DATA RECORDS START

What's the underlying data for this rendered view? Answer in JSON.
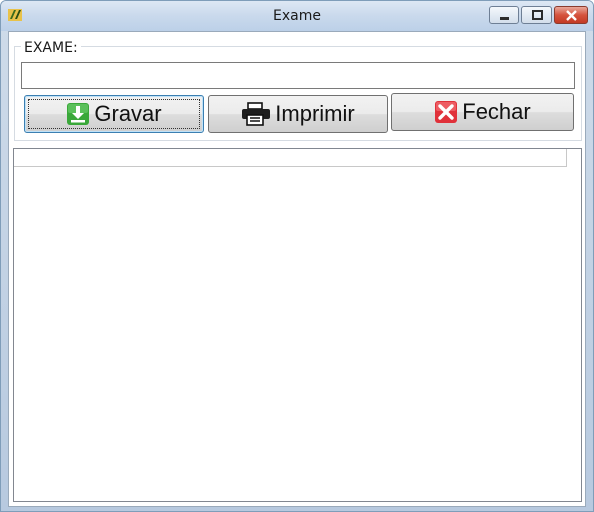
{
  "window": {
    "title": "Exame",
    "app_icon": "delphi-app-icon",
    "controls": [
      "minimize-icon",
      "maximize-icon",
      "close-icon"
    ]
  },
  "form": {
    "group_label": "EXAME:",
    "exame_value": "",
    "buttons": {
      "gravar": {
        "label": "Gravar",
        "icon": "download-save-icon"
      },
      "imprimir": {
        "label": "Imprimir",
        "icon": "printer-icon"
      },
      "fechar": {
        "label": "Fechar",
        "icon": "close-x-icon"
      }
    }
  },
  "colors": {
    "close_red": "#d5533e",
    "save_green": "#3aa83a",
    "fechar_red": "#e0313a",
    "focus_blue": "#3c7fb1"
  }
}
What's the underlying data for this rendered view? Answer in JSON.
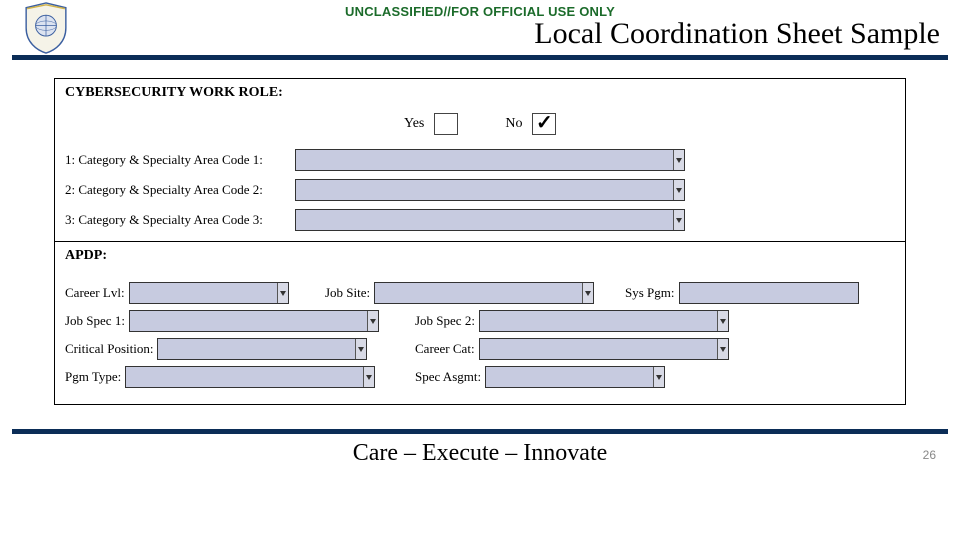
{
  "header": {
    "classification": "UNCLASSIFIED//FOR OFFICIAL USE ONLY",
    "title": "Local Coordination Sheet Sample"
  },
  "form": {
    "cyber": {
      "label": "CYBERSECURITY WORK ROLE:",
      "yes": "Yes",
      "no": "No",
      "rows": [
        "1: Category & Specialty Area Code 1:",
        "2: Category & Specialty Area Code 2:",
        "3: Category & Specialty Area Code 3:"
      ]
    },
    "apdp": {
      "label": "APDP:",
      "career_lvl": "Career Lvl:",
      "job_site": "Job Site:",
      "sys_pgm": "Sys Pgm:",
      "job_spec1": "Job Spec 1:",
      "job_spec2": "Job Spec 2:",
      "critical_position": "Critical Position:",
      "career_cat": "Career Cat:",
      "pgm_type": "Pgm Type:",
      "spec_asgmt": "Spec Asgmt:"
    }
  },
  "footer": {
    "tagline": "Care – Execute – Innovate",
    "page": "26"
  }
}
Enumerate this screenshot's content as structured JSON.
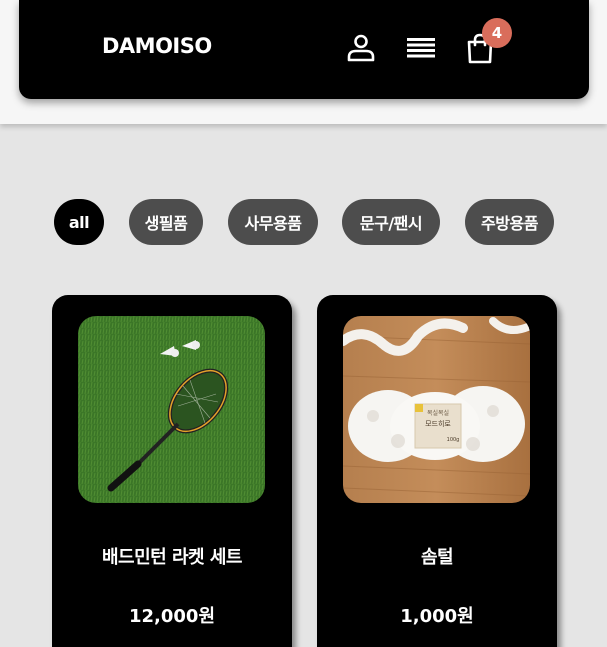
{
  "header": {
    "brand": "DAMOISO",
    "cart_count": "4",
    "icons": [
      "user-icon",
      "menu-icon",
      "shopping-bag-icon"
    ]
  },
  "filters": [
    {
      "label": "all",
      "active": true
    },
    {
      "label": "생필품",
      "active": false
    },
    {
      "label": "사무용품",
      "active": false
    },
    {
      "label": "문구/팬시",
      "active": false
    },
    {
      "label": "주방용품",
      "active": false
    }
  ],
  "products": [
    {
      "name": "배드민턴 라켓 세트",
      "price": "12,000원",
      "image": "badminton-racket-photo"
    },
    {
      "name": "솜털",
      "price": "1,000원",
      "image": "white-yarn-photo"
    }
  ],
  "yarn_label": {
    "line1": "복실복실",
    "line2": "모드히로",
    "weight": "100g"
  },
  "colors": {
    "header_bg": "#000000",
    "chip_bg": "#4d4d4d",
    "chip_active_bg": "#000000",
    "badge": "#d96d5b",
    "page_bg": "#e5e5e5"
  }
}
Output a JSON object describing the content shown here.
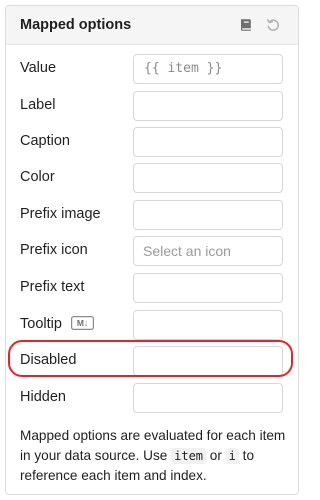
{
  "panel": {
    "title": "Mapped options",
    "docs_icon": "book-icon",
    "reset_icon": "reset-icon"
  },
  "fields": {
    "value": {
      "label": "Value",
      "value": "{{ item }}"
    },
    "label": {
      "label": "Label",
      "value": ""
    },
    "caption": {
      "label": "Caption",
      "value": ""
    },
    "color": {
      "label": "Color",
      "value": ""
    },
    "prefix_image": {
      "label": "Prefix image",
      "value": ""
    },
    "prefix_icon": {
      "label": "Prefix icon",
      "placeholder": "Select an icon"
    },
    "prefix_text": {
      "label": "Prefix text",
      "value": ""
    },
    "tooltip": {
      "label": "Tooltip",
      "badge": "M↓",
      "value": ""
    },
    "disabled": {
      "label": "Disabled",
      "value": ""
    },
    "hidden": {
      "label": "Hidden",
      "value": ""
    }
  },
  "footer": {
    "text_1": "Mapped options are evaluated for each item in your data source. Use ",
    "code_1": "item",
    "text_2": " or ",
    "code_2": "i",
    "text_3": " to reference each item and index."
  },
  "colors": {
    "highlight": "#e0262a",
    "header_bg": "#f5f5f5",
    "border": "#d7d7d7"
  }
}
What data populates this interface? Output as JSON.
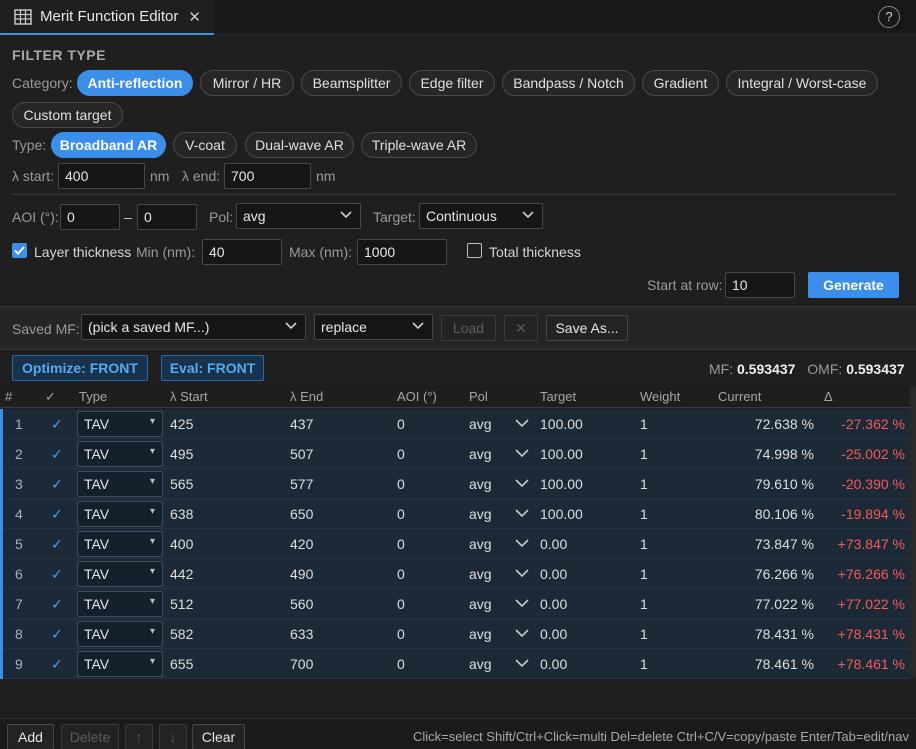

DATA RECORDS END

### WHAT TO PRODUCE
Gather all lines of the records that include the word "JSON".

### OUTPUT FOR THIS TASK
What's the underlying data for this rendered view? Answer in JSON.
What's the underlying data for this rendered view? Answer in JSON.
Enumerate this screenshot's content as structured JSON.
Output a JSON object describing the content shown here.
What data populates this interface? Output as JSON.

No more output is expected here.